◆ GOAL OF THE EXERCISE ◆
The lines to be copied are those below that contain "this".

◆ RECORDS SHOWN ◆
---

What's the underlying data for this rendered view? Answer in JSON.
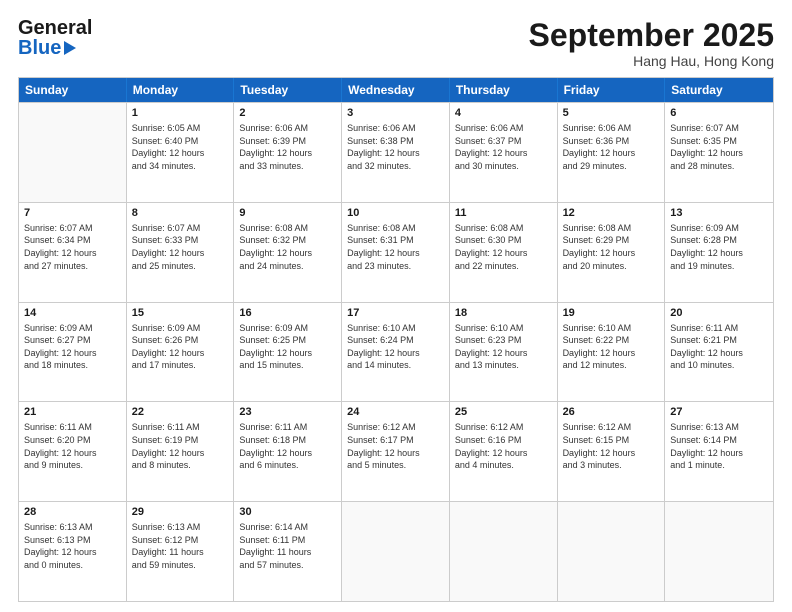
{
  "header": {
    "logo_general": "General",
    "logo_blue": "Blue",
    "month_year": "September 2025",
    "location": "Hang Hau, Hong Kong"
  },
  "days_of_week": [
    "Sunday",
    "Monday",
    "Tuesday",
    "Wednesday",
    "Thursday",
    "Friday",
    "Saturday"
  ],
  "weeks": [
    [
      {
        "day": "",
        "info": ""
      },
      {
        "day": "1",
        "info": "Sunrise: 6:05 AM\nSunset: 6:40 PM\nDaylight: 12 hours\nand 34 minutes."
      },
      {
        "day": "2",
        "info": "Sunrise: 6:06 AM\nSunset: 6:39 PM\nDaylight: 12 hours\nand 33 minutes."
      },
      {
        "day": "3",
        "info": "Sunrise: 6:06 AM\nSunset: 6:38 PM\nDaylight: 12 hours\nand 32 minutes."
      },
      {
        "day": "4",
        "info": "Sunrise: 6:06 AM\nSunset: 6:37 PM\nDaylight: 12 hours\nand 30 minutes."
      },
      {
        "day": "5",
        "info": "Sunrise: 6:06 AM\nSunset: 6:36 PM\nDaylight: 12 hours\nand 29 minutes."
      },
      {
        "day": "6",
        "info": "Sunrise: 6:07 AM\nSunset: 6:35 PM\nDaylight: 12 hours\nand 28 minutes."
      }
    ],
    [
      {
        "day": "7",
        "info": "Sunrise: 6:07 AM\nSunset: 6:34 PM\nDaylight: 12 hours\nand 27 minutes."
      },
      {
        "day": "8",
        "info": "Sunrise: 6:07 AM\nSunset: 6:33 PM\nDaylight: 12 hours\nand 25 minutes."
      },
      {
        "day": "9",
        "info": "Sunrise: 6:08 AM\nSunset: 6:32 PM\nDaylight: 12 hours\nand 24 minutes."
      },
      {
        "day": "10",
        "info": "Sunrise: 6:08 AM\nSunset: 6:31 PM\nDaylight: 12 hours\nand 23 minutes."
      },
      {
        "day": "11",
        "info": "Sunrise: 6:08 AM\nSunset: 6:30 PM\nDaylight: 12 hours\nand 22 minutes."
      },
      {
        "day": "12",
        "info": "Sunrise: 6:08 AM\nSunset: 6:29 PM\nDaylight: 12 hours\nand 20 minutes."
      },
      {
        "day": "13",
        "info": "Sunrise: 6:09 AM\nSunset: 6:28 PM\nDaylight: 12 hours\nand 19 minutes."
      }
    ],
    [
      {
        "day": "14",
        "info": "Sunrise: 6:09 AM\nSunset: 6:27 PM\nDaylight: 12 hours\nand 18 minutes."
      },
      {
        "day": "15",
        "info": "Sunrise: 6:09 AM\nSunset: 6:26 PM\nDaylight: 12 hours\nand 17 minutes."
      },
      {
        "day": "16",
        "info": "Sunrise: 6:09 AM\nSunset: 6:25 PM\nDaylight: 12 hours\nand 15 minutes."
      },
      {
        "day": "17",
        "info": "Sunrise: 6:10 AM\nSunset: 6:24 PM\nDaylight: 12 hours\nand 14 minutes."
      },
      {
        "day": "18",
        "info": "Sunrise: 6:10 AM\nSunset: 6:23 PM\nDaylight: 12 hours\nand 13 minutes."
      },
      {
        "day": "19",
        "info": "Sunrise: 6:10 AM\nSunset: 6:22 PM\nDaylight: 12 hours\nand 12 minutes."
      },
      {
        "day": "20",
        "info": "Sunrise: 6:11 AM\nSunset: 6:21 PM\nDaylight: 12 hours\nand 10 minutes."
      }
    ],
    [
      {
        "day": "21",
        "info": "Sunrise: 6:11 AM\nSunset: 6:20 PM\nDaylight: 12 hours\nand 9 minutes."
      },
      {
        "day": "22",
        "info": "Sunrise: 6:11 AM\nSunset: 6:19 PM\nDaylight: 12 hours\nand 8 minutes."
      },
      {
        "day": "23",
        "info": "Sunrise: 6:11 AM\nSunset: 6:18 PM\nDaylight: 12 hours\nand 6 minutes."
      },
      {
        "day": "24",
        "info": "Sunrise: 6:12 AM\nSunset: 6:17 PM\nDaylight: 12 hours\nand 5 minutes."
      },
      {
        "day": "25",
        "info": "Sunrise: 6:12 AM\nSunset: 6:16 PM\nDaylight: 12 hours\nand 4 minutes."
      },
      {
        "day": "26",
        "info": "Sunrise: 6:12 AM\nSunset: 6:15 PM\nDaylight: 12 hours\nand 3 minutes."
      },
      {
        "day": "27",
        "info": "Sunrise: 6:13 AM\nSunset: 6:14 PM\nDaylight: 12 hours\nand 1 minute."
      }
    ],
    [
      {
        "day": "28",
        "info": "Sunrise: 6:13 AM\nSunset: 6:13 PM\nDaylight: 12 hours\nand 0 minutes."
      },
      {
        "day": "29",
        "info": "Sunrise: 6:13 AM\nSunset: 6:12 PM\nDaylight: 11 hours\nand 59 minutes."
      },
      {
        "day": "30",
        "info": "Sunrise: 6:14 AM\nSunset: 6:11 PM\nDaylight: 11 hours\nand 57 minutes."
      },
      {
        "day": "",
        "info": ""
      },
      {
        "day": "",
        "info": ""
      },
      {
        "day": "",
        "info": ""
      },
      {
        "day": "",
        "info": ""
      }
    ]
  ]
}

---

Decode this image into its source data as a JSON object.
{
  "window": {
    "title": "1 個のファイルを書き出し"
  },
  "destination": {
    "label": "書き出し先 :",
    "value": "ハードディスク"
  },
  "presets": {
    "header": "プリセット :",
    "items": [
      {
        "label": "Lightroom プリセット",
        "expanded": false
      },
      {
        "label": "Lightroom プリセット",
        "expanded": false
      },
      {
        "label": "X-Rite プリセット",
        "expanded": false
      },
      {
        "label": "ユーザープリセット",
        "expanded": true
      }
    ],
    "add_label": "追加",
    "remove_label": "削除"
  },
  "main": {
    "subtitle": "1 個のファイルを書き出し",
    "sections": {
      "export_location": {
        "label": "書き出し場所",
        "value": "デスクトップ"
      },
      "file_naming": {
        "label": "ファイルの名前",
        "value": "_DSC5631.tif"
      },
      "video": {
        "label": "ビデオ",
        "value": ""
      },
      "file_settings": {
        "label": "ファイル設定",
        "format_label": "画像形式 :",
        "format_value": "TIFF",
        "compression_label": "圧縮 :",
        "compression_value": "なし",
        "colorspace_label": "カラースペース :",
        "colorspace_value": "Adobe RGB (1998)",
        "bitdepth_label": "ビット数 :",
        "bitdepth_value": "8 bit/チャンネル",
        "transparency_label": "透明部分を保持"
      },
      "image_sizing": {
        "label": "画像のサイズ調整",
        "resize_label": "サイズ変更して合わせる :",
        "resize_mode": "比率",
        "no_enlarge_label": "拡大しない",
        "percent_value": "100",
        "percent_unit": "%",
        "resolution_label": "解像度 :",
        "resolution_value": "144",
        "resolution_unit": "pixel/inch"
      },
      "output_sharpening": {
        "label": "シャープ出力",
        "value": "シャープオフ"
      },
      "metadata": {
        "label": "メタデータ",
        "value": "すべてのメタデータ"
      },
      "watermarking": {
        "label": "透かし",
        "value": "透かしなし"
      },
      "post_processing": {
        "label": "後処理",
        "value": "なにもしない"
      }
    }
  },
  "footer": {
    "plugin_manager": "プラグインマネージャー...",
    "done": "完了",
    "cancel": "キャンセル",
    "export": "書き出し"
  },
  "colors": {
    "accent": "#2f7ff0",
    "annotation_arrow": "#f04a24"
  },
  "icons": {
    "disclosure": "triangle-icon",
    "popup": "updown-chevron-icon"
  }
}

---

◆ TASK RESULT ◆
What's the underlying data for this rendered view? Answer in JSON.
Decode this image into its source data as a JSON object.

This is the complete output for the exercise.